The hijacking of rodent brains, Saletan argues, amounts to nothing less than mousey Big Brotherism. In particular, he gets THE SHIVERS when he thinks about the fact that the scientists "programmed" the rats by activating their pleasure centers when they behaved as desired. Saletan writes:
What's creepy about the robotized rats isn't that they're unhappy. It's that they're happy doing things no autonomous rat would do. Chapin's paper boasts that his team steered the rats "through environments that they would normally avoid, such as brightly lit, open areas." ... The rat wasn't whipped or pushed. It was "motivated."In the next paragraph Saletan ominously speculates that soon we will be using this technique -- activating the pleasure centers of organisms as rewards for desired behavior -- on dogs, and then monkeys, and eventually on one another.
All this would sound like alarmist paranoia, if not for the fact that Saletan is fretting about something that is already routine: humans (and rats, and dogs, monkeys) are already slaves to the rewards programmed by the vagarities of evolution and meted out by our own bodies. Take, for example, our cravings for fat and sugar. At some point in our evolutionary history, fat and sugar were both scarce and essential to life, so we evolved the ability to feel pleasure whenever we consumed such foods. Now over half of all Americans are considered overweight or obese because we can't stop pursuing these intangible rewards. Likewise, a man cheats on his wife because his body will "reward" him (if ever so briefly) for his indiscretion. Folks like me set up blogs for the utterly ephemeral "reward" of status and notoriety.
If Saletan is so worried about people being controlled by a system of fictitious rewards, he needn't wait for some Orwellian science-fiction scenario to come to pass before lodging his complaint. Instead he should be railing against advertising and casinos. When a beer brewer puts a scantily clad supermodel on their billboard, what are they doing if not associating desired behavior (purchasing their brand of beer) with illusionary rewards (sex with a supermodel)? When state lotteries promise fantastic wealth for only a dollar, what are they doing if not preying upon irrational desires (and an ignorance of statistics) to make a quick buck? Like the researchers in the aforementioned study, marketers "motivate" us to do things no autonomous person would do, all for their own benefit.

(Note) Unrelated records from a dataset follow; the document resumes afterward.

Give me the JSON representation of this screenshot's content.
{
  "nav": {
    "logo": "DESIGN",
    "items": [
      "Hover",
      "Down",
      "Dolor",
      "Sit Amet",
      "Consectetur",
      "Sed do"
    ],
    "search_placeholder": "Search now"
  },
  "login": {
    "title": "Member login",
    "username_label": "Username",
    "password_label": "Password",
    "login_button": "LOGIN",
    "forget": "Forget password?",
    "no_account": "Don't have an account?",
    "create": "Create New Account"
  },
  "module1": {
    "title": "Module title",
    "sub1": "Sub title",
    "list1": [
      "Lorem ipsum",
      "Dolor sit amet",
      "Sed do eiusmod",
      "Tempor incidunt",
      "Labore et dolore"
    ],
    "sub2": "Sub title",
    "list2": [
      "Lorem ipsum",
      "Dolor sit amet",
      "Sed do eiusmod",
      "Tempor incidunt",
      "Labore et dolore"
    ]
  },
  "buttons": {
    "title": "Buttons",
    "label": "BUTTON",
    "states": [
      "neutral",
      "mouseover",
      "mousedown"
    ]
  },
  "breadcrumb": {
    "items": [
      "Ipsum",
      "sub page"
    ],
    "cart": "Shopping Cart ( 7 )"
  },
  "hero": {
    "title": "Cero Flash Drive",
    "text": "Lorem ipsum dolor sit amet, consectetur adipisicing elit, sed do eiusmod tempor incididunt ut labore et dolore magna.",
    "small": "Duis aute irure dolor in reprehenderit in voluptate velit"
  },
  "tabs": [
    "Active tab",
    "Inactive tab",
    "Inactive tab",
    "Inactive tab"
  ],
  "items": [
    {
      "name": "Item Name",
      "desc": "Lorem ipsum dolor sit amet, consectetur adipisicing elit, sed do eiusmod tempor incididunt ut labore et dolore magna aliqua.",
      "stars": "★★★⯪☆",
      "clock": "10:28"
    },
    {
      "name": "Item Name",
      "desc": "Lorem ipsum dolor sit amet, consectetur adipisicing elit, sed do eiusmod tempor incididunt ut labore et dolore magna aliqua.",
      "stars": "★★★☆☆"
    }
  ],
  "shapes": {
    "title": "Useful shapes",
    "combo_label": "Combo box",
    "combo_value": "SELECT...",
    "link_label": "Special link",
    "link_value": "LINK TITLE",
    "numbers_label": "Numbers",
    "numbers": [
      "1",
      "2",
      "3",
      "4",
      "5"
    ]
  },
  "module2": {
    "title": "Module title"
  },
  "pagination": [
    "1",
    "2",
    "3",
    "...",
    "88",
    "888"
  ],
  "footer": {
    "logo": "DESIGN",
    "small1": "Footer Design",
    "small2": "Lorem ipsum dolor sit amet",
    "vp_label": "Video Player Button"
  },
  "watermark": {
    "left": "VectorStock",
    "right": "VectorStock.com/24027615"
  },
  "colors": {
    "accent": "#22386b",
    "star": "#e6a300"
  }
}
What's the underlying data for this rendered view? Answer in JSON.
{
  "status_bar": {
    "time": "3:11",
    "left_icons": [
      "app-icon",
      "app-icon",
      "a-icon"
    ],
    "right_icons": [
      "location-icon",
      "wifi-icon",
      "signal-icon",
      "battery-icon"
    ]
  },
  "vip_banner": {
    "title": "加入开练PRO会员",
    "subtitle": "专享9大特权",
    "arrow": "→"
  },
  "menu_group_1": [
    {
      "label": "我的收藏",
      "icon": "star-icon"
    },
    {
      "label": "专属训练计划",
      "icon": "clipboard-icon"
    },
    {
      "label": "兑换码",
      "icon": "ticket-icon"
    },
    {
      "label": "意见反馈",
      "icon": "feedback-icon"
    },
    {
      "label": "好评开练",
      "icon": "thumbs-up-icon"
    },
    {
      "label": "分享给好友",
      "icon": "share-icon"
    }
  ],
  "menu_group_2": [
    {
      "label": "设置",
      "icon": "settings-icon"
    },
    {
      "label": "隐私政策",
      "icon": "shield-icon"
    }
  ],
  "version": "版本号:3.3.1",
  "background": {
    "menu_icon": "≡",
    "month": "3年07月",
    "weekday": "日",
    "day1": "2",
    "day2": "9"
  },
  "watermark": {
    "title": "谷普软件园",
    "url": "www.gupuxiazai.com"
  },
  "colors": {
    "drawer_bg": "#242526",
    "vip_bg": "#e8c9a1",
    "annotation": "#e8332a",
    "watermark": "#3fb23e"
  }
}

Of course it's exactly these impulses and quirks which make us human. Without them -- if we were always behaving rationally, instead of lurching about in response to a million years of evolution -- then we would truly be the robots Saletan fears.Posted on May 13, 2002 to